Aim of the task: Pictures in the records are to be excluded from an otherwise exact copy.

Data:
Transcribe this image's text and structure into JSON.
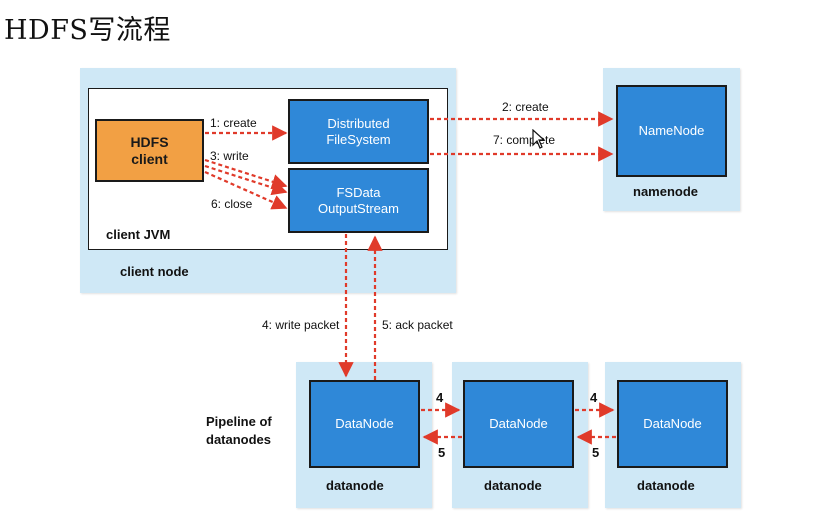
{
  "title": "HDFS写流程",
  "client_node": {
    "label": "client node",
    "jvm_label": "client JVM",
    "hdfs_client": [
      "HDFS",
      "client"
    ],
    "dfs_box": [
      "Distributed",
      "FileSystem"
    ],
    "fsdata_box": [
      "FSData",
      "OutputStream"
    ]
  },
  "namenode": {
    "box": "NameNode",
    "label": "namenode"
  },
  "datanodes": {
    "pipeline_label": [
      "Pipeline of",
      "datanodes"
    ],
    "items": [
      {
        "box": "DataNode",
        "label": "datanode"
      },
      {
        "box": "DataNode",
        "label": "datanode"
      },
      {
        "box": "DataNode",
        "label": "datanode"
      }
    ]
  },
  "steps": {
    "create": "1: create",
    "write": "3: write",
    "close": "6: close",
    "nn_create": "2: create",
    "complete": "7: complete",
    "write_packet": "4: write packet",
    "ack_packet": "5: ack packet",
    "fwd_1": "4",
    "back_1": "5",
    "fwd_2": "4",
    "back_2": "5"
  },
  "colors": {
    "panel": "#cfe8f6",
    "box_blue": "#2f88d8",
    "box_orange": "#f2a044",
    "arrow_red": "#e03a2a"
  }
}
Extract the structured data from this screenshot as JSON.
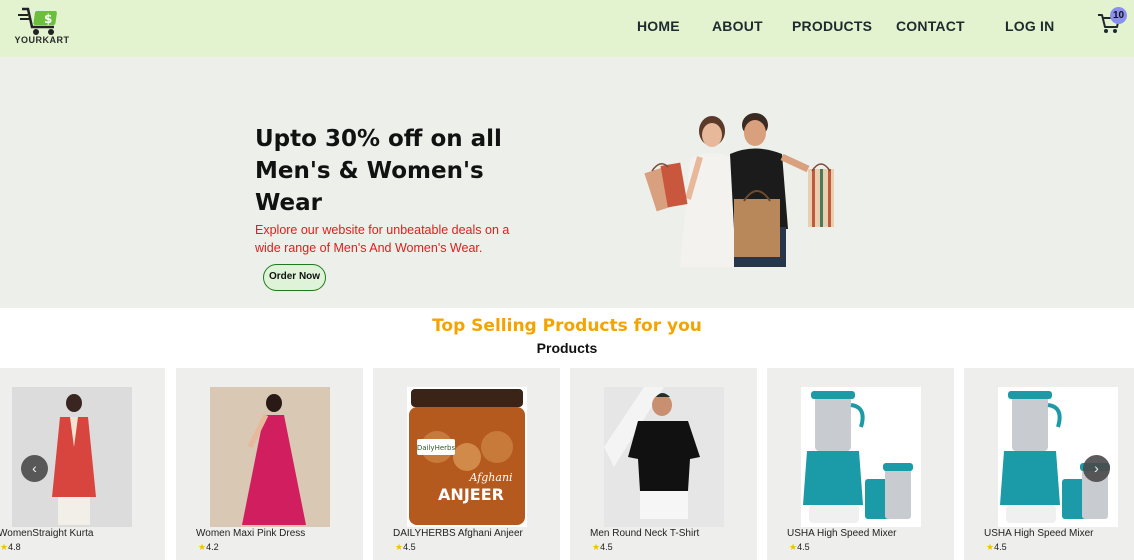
{
  "brand": {
    "logo_text": "YOURKART",
    "accent": "#e3f2cf"
  },
  "nav": {
    "home": "HOME",
    "about": "ABOUT",
    "products": "PRODUCTS",
    "contact": "CONTACT",
    "login": "LOG IN",
    "cart_count": "10"
  },
  "hero": {
    "title_line1": "Upto 30% off on all",
    "title_line2": "Men's & Women's",
    "title_line3": "Wear",
    "subtitle": "Explore our website for unbeatable deals on a wide range of Men's And Women's Wear.",
    "cta": "Order Now"
  },
  "section": {
    "title": "Top Selling Products for you",
    "subtitle": "Products"
  },
  "products": [
    {
      "name": "WomenStraight Kurta",
      "rating": "4.8",
      "icon": "kurta-image"
    },
    {
      "name": "Women Maxi Pink Dress",
      "rating": "4.2",
      "icon": "dress-image"
    },
    {
      "name": "DAILYHERBS Afghani Anjeer",
      "rating": "4.5",
      "icon": "anjeer-jar-image"
    },
    {
      "name": "Men Round Neck T-Shirt",
      "rating": "4.5",
      "icon": "tshirt-image"
    },
    {
      "name": "USHA High Speed Mixer",
      "rating": "4.5",
      "icon": "mixer-image"
    },
    {
      "name": "USHA High Speed Mixer",
      "rating": "4.5",
      "icon": "mixer-image"
    }
  ],
  "jar_label": {
    "brand": "DailyHerbs",
    "script": "Afghani",
    "name": "ANJEER"
  },
  "carousel": {
    "prev": "‹",
    "next": "›"
  },
  "colors": {
    "section_title": "#f5a300",
    "hero_sub": "#e11d1d",
    "star": "#f2c200"
  }
}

Answer for this exercise:
Transcribe this image's text and structure into JSON.
{
  "title": "HDFS写流程",
  "client_node": {
    "label": "client node",
    "jvm_label": "client JVM",
    "hdfs_client": [
      "HDFS",
      "client"
    ],
    "dfs_box": [
      "Distributed",
      "FileSystem"
    ],
    "fsdata_box": [
      "FSData",
      "OutputStream"
    ]
  },
  "namenode": {
    "box": "NameNode",
    "label": "namenode"
  },
  "datanodes": {
    "pipeline_label": [
      "Pipeline of",
      "datanodes"
    ],
    "items": [
      {
        "box": "DataNode",
        "label": "datanode"
      },
      {
        "box": "DataNode",
        "label": "datanode"
      },
      {
        "box": "DataNode",
        "label": "datanode"
      }
    ]
  },
  "steps": {
    "create": "1: create",
    "write": "3: write",
    "close": "6: close",
    "nn_create": "2: create",
    "complete": "7: complete",
    "write_packet": "4: write packet",
    "ack_packet": "5: ack packet",
    "fwd_1": "4",
    "back_1": "5",
    "fwd_2": "4",
    "back_2": "5"
  },
  "colors": {
    "panel": "#cfe8f6",
    "box_blue": "#2f88d8",
    "box_orange": "#f2a044",
    "arrow_red": "#e03a2a"
  }
}
Extract the structured data from this screenshot as JSON.
{
  "brand": {
    "logo_text": "YOURKART",
    "accent": "#e3f2cf"
  },
  "nav": {
    "home": "HOME",
    "about": "ABOUT",
    "products": "PRODUCTS",
    "contact": "CONTACT",
    "login": "LOG IN",
    "cart_count": "10"
  },
  "hero": {
    "title_line1": "Upto 30% off on all",
    "title_line2": "Men's & Women's",
    "title_line3": "Wear",
    "subtitle": "Explore our website for unbeatable deals on a wide range of Men's And Women's Wear.",
    "cta": "Order Now"
  },
  "section": {
    "title": "Top Selling Products for you",
    "subtitle": "Products"
  },
  "products": [
    {
      "name": "WomenStraight Kurta",
      "rating": "4.8",
      "icon": "kurta-image"
    },
    {
      "name": "Women Maxi Pink Dress",
      "rating": "4.2",
      "icon": "dress-image"
    },
    {
      "name": "DAILYHERBS Afghani Anjeer",
      "rating": "4.5",
      "icon": "anjeer-jar-image"
    },
    {
      "name": "Men Round Neck T-Shirt",
      "rating": "4.5",
      "icon": "tshirt-image"
    },
    {
      "name": "USHA High Speed Mixer",
      "rating": "4.5",
      "icon": "mixer-image"
    },
    {
      "name": "USHA High Speed Mixer",
      "rating": "4.5",
      "icon": "mixer-image"
    }
  ],
  "jar_label": {
    "brand": "DailyHerbs",
    "script": "Afghani",
    "name": "ANJEER"
  },
  "carousel": {
    "prev": "‹",
    "next": "›"
  },
  "colors": {
    "section_title": "#f5a300",
    "hero_sub": "#e11d1d",
    "star": "#f2c200"
  }
}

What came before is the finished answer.